With nonfiction works, you can definitely get away with charging a bit more even if the work is short. I’ve seen 50 to 150 page nonfiction eBooks selling for $2.99 to $3.99 and people are willing to pay that amount. Even Self-Published authors are charging $4.99 and up for full-length nonfiction books. I think with this one it will depend more on what kind of following you already have. Try a price of $2.99 or $3.99 to start and if you think you can increase it, do so, and keep track of your sales. If they decrease too much, lower the price again. Play with it.

What do I do?

Pricing Books
Finding the Right Pricing Technique Can Be A Lengthy Journey

No matter what you publish, find three to five authors writing similar books and see what they charge.

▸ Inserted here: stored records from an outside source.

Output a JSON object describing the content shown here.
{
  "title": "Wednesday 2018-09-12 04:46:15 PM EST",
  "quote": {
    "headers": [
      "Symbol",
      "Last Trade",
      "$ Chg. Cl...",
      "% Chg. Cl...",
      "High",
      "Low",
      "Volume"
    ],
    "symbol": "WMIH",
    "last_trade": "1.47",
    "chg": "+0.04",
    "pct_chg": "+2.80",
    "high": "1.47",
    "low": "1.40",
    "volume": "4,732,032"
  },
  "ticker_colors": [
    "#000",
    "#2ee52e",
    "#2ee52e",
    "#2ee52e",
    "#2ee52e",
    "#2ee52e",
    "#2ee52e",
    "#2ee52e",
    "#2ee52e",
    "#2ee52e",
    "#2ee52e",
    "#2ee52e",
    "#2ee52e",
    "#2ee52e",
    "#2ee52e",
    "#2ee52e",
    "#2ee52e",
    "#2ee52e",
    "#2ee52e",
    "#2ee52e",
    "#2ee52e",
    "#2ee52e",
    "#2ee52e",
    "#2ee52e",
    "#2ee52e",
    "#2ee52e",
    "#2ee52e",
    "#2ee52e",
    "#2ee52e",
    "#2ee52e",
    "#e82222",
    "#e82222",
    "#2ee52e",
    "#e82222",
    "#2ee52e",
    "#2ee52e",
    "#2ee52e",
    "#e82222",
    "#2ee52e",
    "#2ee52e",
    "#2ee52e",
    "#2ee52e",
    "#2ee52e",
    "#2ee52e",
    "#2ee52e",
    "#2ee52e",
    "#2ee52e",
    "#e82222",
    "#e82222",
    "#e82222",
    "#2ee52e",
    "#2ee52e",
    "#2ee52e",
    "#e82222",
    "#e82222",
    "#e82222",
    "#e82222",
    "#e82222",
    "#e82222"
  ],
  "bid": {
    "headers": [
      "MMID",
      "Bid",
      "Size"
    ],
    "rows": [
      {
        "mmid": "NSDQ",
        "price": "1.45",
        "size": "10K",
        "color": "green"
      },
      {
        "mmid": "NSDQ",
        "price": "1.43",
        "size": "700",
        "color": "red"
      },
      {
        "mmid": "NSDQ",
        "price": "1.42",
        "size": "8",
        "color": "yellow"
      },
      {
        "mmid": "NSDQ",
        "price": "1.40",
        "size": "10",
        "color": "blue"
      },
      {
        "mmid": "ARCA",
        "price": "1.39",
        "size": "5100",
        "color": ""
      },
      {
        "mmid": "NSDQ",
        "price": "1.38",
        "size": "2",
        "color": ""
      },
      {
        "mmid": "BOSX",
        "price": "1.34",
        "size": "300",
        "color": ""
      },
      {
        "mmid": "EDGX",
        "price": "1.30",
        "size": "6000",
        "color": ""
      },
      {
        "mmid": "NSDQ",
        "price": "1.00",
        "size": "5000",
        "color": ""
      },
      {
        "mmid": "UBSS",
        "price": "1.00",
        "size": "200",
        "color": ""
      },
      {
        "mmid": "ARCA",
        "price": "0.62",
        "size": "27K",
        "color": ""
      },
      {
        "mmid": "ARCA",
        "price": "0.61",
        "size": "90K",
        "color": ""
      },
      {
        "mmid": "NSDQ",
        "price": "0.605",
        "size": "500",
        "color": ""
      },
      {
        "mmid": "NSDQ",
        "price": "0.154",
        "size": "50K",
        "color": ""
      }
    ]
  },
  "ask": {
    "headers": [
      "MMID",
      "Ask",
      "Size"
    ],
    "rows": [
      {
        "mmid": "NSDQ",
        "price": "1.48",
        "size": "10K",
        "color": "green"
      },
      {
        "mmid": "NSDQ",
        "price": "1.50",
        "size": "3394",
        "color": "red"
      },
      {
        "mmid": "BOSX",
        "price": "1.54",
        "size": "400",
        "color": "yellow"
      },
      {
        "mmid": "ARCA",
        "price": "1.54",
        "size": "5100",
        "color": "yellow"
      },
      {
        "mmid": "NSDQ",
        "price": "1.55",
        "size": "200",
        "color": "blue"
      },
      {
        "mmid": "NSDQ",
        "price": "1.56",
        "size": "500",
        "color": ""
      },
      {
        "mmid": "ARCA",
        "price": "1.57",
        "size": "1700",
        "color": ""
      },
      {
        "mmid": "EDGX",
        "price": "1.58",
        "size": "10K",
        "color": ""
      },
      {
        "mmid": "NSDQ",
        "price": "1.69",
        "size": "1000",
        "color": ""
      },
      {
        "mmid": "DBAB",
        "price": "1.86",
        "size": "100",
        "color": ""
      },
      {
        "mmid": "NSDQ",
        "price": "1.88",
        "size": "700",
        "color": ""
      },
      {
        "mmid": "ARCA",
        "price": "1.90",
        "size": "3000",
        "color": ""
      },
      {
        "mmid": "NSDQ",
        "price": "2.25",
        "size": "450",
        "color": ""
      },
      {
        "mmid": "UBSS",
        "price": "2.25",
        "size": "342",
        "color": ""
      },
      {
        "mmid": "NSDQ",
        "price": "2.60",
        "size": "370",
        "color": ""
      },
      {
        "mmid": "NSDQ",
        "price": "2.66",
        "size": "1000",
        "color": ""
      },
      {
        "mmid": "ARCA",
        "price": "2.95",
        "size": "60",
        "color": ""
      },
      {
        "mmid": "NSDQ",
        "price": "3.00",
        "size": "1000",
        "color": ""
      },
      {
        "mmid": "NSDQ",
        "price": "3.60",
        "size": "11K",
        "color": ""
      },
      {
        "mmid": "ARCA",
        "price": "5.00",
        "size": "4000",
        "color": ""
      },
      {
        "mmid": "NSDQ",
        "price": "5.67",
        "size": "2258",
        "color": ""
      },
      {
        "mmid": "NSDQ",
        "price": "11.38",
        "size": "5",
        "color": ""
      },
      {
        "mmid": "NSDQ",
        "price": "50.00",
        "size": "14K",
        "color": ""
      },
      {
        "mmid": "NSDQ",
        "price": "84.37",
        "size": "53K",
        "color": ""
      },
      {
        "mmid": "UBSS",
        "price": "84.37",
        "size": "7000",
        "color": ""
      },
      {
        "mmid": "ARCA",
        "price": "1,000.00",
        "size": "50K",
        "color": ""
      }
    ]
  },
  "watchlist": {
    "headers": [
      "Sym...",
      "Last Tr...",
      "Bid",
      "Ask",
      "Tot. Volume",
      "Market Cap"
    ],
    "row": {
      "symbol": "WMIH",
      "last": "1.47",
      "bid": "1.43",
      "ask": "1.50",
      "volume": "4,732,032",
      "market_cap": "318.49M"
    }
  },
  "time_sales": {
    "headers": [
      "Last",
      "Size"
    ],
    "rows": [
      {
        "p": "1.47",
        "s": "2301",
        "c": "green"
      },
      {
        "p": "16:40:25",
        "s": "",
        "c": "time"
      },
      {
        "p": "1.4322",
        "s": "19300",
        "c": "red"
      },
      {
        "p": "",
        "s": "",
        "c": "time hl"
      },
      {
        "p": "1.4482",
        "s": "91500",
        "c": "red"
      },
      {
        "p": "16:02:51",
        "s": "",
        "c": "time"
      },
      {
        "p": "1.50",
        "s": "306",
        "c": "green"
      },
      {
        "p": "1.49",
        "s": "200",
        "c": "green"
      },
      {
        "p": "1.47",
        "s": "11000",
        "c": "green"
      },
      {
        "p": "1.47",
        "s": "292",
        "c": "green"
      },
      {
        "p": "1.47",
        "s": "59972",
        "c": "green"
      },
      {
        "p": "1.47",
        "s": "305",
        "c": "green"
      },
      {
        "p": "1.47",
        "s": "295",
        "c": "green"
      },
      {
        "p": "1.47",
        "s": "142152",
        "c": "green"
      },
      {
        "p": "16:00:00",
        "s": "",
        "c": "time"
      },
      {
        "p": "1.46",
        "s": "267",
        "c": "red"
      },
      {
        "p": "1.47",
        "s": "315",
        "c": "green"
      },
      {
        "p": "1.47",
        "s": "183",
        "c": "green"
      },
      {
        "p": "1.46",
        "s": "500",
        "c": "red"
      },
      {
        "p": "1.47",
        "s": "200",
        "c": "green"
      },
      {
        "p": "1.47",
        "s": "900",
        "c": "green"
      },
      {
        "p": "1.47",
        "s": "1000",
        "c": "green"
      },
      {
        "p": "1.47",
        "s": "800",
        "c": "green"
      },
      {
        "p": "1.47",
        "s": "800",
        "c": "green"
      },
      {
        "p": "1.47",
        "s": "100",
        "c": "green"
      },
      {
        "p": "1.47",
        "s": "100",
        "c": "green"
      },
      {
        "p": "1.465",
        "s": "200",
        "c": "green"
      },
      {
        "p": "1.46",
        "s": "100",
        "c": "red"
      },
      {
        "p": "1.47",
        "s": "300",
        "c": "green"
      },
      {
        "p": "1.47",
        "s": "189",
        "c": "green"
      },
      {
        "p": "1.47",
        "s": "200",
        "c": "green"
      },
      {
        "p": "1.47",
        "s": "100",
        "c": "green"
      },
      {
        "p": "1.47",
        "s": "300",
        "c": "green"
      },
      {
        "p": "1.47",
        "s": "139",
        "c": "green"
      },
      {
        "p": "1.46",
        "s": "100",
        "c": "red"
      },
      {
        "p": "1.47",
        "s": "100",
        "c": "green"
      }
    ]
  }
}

This isn’t something you should only do one time. I would check back once or twice a year and keep track of trends in the industry. For a while, selling books at $0.99 was THE thing to do. It worked for a lot of people I know. Now, however, selling for just a few dollars more s
ends a signal that your work isn’t “cheap.” It sends a signal that you are more professional. With that in mind, you should always strive to be worth the money your readers pay.

For more info, check out two more great sources for book pricing here and here.

In the comments below, tell me what you write and what you charge. What pricing models have you had success with?

May Update: Great Things Happening

May Update

May Update Memory Leak CoverMay update Death Wish CoverIt’s been an amazing year, so I thought I’d give everyone a May Update to catch up with what’s been going on in my corner of the internet.

1. Death Wish Cover Reveal. I recently released the cover of my upcoming novel Death Wish, the third in the Corsair Uprising Space Opera Series. I’ve gotten a lot of good feedback about the cover and I’m excited to release the novel this summer.

2. Dirge of the Corsairs Music Video. It’s not every day an opportunity presents itself to do something unique and exciting that you’ve never done before. While I was writing Death Wish, I wrote some song lyrics that really fit well into the context of the story. I decided not to stop there and I recorded the song. Next, I went out into the desert and filmed a music video to accompany the song. The moral of this story is don’t write an idea off as silly or not feasible. If you put your mind to it you can accomplish great things. You can read about the making of the music video or watch the video here.

3. Memory Leak Gets a New Cover. Memory Leak is a science fiction thriller that I released originally back in 2010. The cover was dated and I didn’t feel it conveyed the right tone, so I made a new one that matched the branding on my most recent novels since 2014.

4. Symbiote to be released as an audiobook in Summer 2015. Books In Motion has picked up my science fiction thriller Symbiote and it’s currently being read by a talented reader in a studio.  Stay tuned for the release date and more details.

5. Amazon Bestseller status. Last weekend, The Corsair Uprising #1: The Azure Key reached bestseller status on Amazon, hitting #1 in Steampunk and multiple other categories. I’d like to say thank you to the more than 500 people who downloaded my book over the span of a couple of days and the thousands of people who’ve read my books so far. Without your help, none of this would have been possible.


I have a lot more great news coming later on this year, so please keep an eye out for those updates as they come in. Things are definitely changing for the better and my name is getting out there. Once again, thank you to anyone who has read my work. Without early adopters, there would be no superstars.